Children’s commissioner calls for a clamp down on loot boxes
It has been my personal experience that the fastest way to end a conversation with a Valve employee is raise the words Loot Boxes, Reseller Sites and API in the same sentence. Anne Longfield, the children’s commissioner for England has called for tighter legislation to protect kids from excessive in-game spending. She wants ministers to amend current laws so that loot boxes are classified as gambling. It’s easy to see why lawmakers come to this conclusion– if its supplied at odds i.e. a loot crate or surprise mechanic, that guarantees the user an item that may or may not be rare or common ( that’s odds) and there is a way to turn the said item into a usable currency then it’s extremely close to a closed loop gambling system.
Most operators don’t allow for the exchange of the item for a cash payout, but many third-party services have found ways around this. Operators of loot crate run sites can’t hold their hands up and say that not our fault and so we have no liability due to the fact we don’t allow the trade of items for cash outside the game environment, because in many ways the core technology of the game environment allows for the transfer of the item that is then exchanged for real world currency.

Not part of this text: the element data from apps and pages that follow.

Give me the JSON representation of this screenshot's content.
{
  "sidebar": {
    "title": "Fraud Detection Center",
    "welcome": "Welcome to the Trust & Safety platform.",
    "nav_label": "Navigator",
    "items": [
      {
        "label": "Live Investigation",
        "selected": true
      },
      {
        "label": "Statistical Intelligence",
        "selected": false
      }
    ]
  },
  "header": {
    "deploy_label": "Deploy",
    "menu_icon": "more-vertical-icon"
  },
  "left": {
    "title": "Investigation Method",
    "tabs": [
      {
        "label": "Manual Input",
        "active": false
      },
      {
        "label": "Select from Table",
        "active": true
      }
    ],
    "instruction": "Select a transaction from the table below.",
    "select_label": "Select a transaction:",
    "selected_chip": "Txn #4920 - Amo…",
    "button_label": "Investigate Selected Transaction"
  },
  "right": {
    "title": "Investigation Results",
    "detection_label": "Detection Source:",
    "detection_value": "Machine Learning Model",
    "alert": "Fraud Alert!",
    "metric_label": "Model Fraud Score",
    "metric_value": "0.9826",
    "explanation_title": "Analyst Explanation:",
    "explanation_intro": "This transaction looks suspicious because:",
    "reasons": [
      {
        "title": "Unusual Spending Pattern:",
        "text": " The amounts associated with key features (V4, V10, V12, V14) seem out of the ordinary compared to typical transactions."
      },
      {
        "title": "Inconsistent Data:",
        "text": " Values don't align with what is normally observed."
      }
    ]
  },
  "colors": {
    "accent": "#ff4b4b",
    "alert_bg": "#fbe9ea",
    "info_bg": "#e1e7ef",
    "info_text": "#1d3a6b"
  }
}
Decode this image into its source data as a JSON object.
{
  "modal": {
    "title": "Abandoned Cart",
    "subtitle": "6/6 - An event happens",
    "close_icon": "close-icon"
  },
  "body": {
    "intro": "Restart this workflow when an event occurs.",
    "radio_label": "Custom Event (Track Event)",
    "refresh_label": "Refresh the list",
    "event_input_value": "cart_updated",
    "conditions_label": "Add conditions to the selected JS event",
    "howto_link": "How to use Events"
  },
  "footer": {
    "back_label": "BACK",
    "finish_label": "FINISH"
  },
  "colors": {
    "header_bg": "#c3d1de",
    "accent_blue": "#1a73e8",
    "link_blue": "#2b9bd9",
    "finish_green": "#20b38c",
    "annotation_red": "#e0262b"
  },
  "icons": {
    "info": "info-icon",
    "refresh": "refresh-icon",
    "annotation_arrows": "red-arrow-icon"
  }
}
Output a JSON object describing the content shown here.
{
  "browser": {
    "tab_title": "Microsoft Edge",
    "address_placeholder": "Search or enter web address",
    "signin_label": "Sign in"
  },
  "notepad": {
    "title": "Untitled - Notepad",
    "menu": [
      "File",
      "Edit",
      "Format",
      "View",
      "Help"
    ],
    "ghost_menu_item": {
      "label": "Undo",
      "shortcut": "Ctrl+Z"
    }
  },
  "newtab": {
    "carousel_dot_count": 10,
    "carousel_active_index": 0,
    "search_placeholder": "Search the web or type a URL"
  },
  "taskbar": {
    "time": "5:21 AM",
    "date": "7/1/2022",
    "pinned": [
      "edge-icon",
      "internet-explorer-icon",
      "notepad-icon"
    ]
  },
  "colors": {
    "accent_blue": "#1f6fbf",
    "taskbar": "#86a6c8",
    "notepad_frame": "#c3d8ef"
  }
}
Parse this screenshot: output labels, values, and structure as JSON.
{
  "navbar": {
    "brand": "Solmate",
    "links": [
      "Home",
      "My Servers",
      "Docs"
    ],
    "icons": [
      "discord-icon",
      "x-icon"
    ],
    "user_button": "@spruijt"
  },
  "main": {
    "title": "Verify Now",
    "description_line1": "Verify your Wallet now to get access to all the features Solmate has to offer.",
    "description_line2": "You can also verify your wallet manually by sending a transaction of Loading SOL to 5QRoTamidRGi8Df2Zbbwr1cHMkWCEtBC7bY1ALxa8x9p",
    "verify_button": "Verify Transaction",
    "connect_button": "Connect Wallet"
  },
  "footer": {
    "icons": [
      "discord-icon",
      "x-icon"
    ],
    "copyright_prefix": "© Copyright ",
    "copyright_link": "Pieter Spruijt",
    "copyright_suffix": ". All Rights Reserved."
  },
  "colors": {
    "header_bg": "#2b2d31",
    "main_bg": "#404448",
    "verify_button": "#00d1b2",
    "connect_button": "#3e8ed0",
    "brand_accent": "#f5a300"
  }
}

Claiming that we don’t close the circle therefore we can continue unregulated and unhindered is a rather thin ice position, and it’s no surprise that the question of liability and regulation is not going away any time soon.